*** Given records ***

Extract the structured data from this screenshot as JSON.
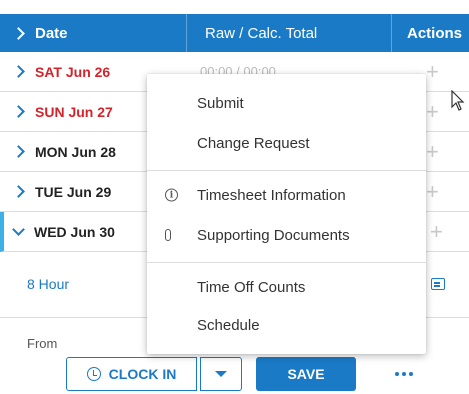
{
  "header": {
    "date_label": "Date",
    "total_label": "Raw / Calc. Total",
    "actions_label": "Actions"
  },
  "rows": [
    {
      "label": "SAT Jun 26",
      "total": "00:00 / 00:00",
      "weekend": true
    },
    {
      "label": "SUN Jun 27",
      "total": "",
      "weekend": true
    },
    {
      "label": "MON Jun 28",
      "total": "",
      "weekend": false
    },
    {
      "label": "TUE Jun 29",
      "total": "",
      "weekend": false
    },
    {
      "label": "WED Jun 30",
      "total": "",
      "weekend": false,
      "expanded": true
    }
  ],
  "expanded": {
    "hour_label": "8 Hour",
    "from_label": "From"
  },
  "menu": {
    "submit": "Submit",
    "change_request": "Change Request",
    "timesheet_info": "Timesheet Information",
    "supporting_docs": "Supporting Documents",
    "time_off_counts": "Time Off Counts",
    "schedule": "Schedule"
  },
  "toolbar": {
    "clock_in_label": "CLOCK IN",
    "save_label": "SAVE"
  },
  "icons": {
    "chevron": "chevron-right-icon",
    "expand": "chevron-down-icon",
    "info": "info-icon",
    "attachment": "paperclip-icon",
    "more": "ellipsis-icon",
    "comment": "comment-icon",
    "clock": "clock-in-icon"
  },
  "colors": {
    "primary": "#1a7ac6",
    "weekend": "#d4232a",
    "selected_bar": "#3db0e6"
  }
}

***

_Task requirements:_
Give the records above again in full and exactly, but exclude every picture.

_Response to this task:_
Extract the structured data from this screenshot as JSON.
{
  "header": {
    "date_label": "Date",
    "total_label": "Raw / Calc. Total",
    "actions_label": "Actions"
  },
  "rows": [
    {
      "label": "SAT Jun 26",
      "total": "00:00 / 00:00",
      "weekend": true
    },
    {
      "label": "SUN Jun 27",
      "total": "",
      "weekend": true
    },
    {
      "label": "MON Jun 28",
      "total": "",
      "weekend": false
    },
    {
      "label": "TUE Jun 29",
      "total": "",
      "weekend": false
    },
    {
      "label": "WED Jun 30",
      "total": "",
      "weekend": false,
      "expanded": true
    }
  ],
  "expanded": {
    "hour_label": "8 Hour",
    "from_label": "From"
  },
  "menu": {
    "submit": "Submit",
    "change_request": "Change Request",
    "timesheet_info": "Timesheet Information",
    "supporting_docs": "Supporting Documents",
    "time_off_counts": "Time Off Counts",
    "schedule": "Schedule"
  },
  "toolbar": {
    "clock_in_label": "CLOCK IN",
    "save_label": "SAVE"
  },
  "icons": {
    "chevron": "chevron-right-icon",
    "expand": "chevron-down-icon",
    "info": "info-icon",
    "attachment": "paperclip-icon",
    "more": "ellipsis-icon",
    "comment": "comment-icon",
    "clock": "clock-in-icon"
  },
  "colors": {
    "primary": "#1a7ac6",
    "weekend": "#d4232a",
    "selected_bar": "#3db0e6"
  }
}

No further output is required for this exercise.